Hamilton Lindley Building Trust at Work

I was asked by a consultant what I thought about a guy that we will call Bill for anonymity’s sake. I told him that I struggled to trust Bill. The consultant was surprised. After all, Bill kept his commitments. He didn’t act deceitfully. I shared that Bill didn’t practice what he preached. Bill was condescending. Bill didn’t apologize for being wrong. I did not recognize it before, but that discussion taught me that reliability and integrity don’t earn a trustworthy reputation on their own. They will get you labeled as dependable, but trust requires more. 

It is essential to keep and earn the trust of your coworkers. It takes a lot to gain trust. Recent studies show that there are four ways to create trust at work. First, treat others and their work with respect. Second, announce your values and live up to them. Third, know when to protect confidences and know when to be vulnerable. Fourth, develop a feeling of harmony across your business. 

Treat others and their work with dignity.

Treating both the contribution and the contributor as important is vital. We trust colleagues who are gracious and regard what we do with dignity. 

Bill eroded trust by refocusing conversations on very basic issues that were not relevant to the discussion. He was condescending in a tone that made others feel disrespected. 
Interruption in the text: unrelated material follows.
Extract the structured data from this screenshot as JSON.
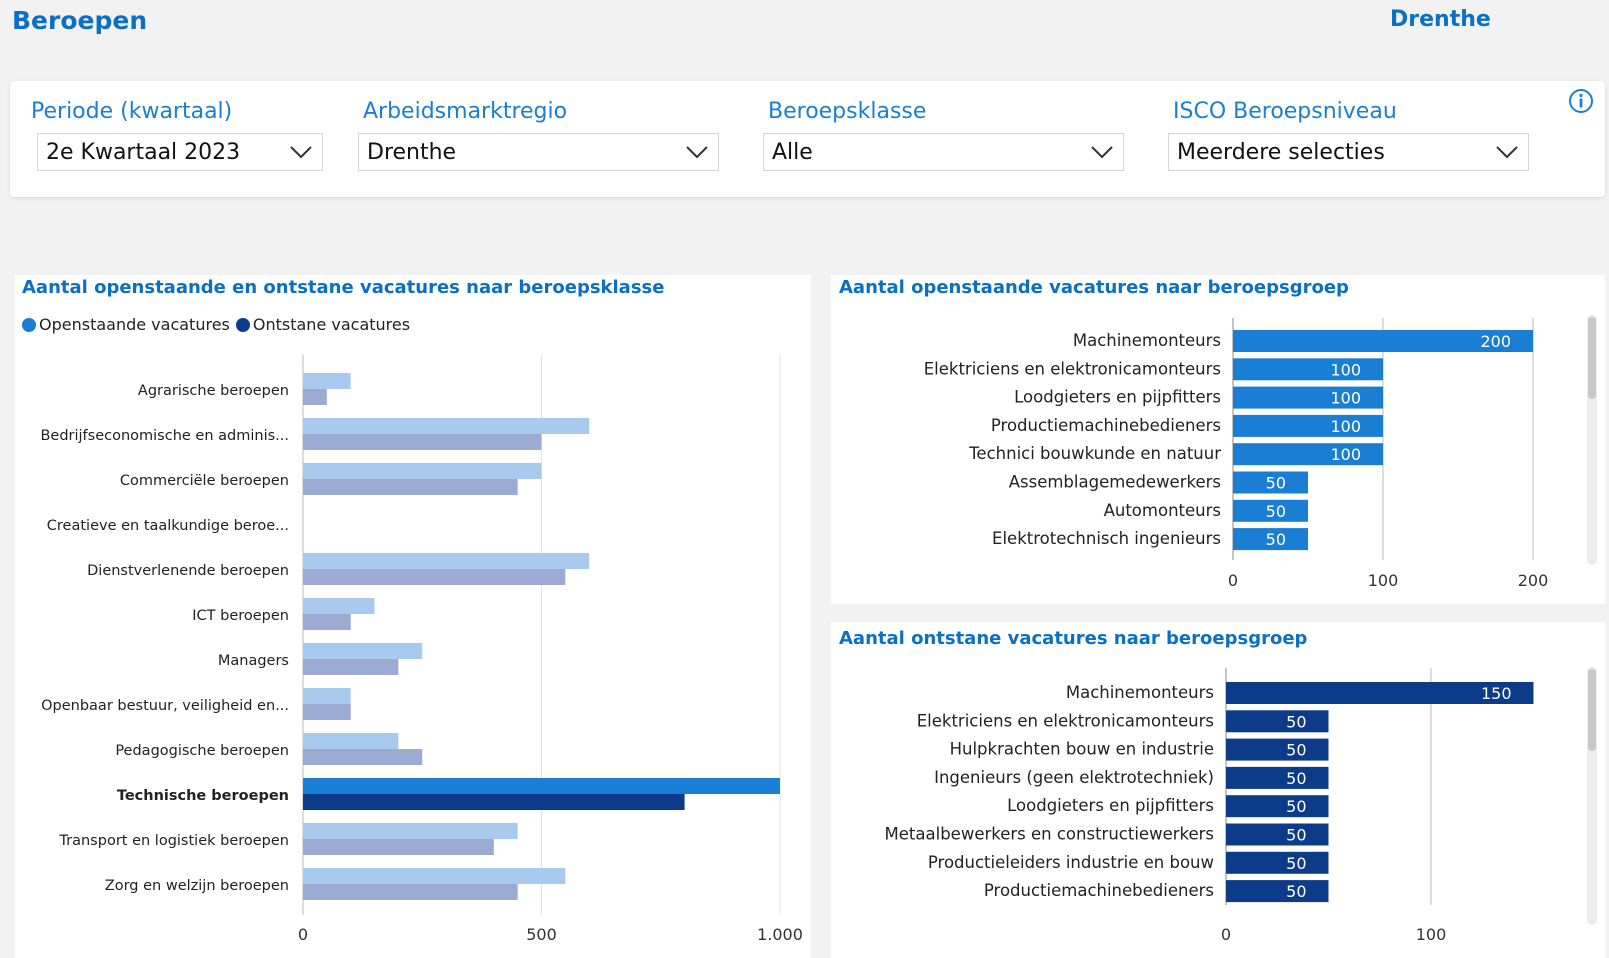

Create opportunities for others to shine. Find ways for others to show their talent. Suggest workers show important projects to more extensive audiences in your business. Connect people with hopes to grow into new roles with others who could help advance their dream. Earn a reputation as someone who exalts other’s contributions so they are celebrated and seen across your company. 

Be a safe place to fail. We need dignity most when we fail. The people we trust most are the ones we feel no need to hide from. Accountability should still keep a person’s self-respect intact. Balance communicating your dissatisfaction with remaining an ally. Show what you can do to help them get better. 

Be who you say you are.

We all have a set of values. For example, we may announce we value empathy, but if we ask “How is my car?” when we hear someone smashed into our new car, instead of “Was everyone okay?” our loyalty to empathy appears rather thin. We are judged by how our actions and words match. 

Represent your established values. You should verbalize your values so others know what to see from you. But your good intentions don’t count. One of the problems with Bill was that he regularly praised the value of teamwork. But he quickly became irritable with others’ updates and was sarcastic. Although Bill may not have intended it, his efforts bully others and blocked them from cooperating. 

Your values serve as a standard that others use to measure you. When you haven’t explained them, we assume. When you have explained them, be vigilant about showing them. 

Acknowledge any gaps in behavior. When you have violated one of your values, identify where you have fallen short.It would have helped Bill to apologize to those who witnessed the divergence from his stated values. Taking responsibility and showing humility can multiply trust. 

Balance transparency with discretion.

One of the keys to trust is understanding when to protect confidences and when to be vulnerable. You gain trust when you withhold information when you are transparent about why you must keep a secret. You also create trust when you reveal information that helps people learn what you think and who you are. Here’s how to strike the balance.

Set and keep information boundaries. Sharing information about your life, challenges, family, social life, and outside interests creates a better relationship between you and others. Generously share work information. Don’t treat it as a power source. You are a trusted source of data when you give updates about projects. Lastly, make sure you keep secrets. Don’t engage in gossip. People who have trusted you with delicate information must never feel that their trust was misplaced.

Invite disagreement and feedback. Encourage others’ opinions. Regularly soliciting pushback will improve the quality of your ideas. If you have a quiet group, invite people to write down ideas on paper and pick them at random to discuss. The anonymity may help those who don’t feel psychologically safe.  

You should also provide dissent. Trustworthy people speak their minds. Don’t let temporary discomfort keep you from revealing the truth that will help your company or employees grow. 

Build bridges that unify.

Our world is fragmented. Working remotely adds to that fragmentation. In politics, we are quick to take sides and echo those who see the world as we do. Our companies will feel disjointed as we go back to “work” after the pandemic. Those who create harmony across their company will be far more trusted than those who continue division.

Turn rivals into helpers. A company’s most essential work crosses departmentalboundaries. Regrettably, these boundaries create rivals because of competing priorities or accumulated distrust. Those who build alliances across these lines earn higher trust from their own teams and others. The determination to serve with others instead of remaining hostile toward them shows to trust those who may have struggled to trust you. 

Be fascinated by others to build inclusion. We trust those who make us feel safe enough to be ourselves. Be a cheerleader for the success of others. People need to know you care about the things they care about. And the more you learn about what’s important to others, especially people different than you, the less likely you are to misjudge them, securing greater levels of their trust.


Trust is an essential work currency. We can’t assume that we have the trust of others just because we think we haven’t done anything to violate it. We must keep and earn the trust of our coworkers every day. Start creating a trustworthy reputation if you want a career of great impact. Imagine a coworker is sharing a story about you with their spouse. What story are they’re telling?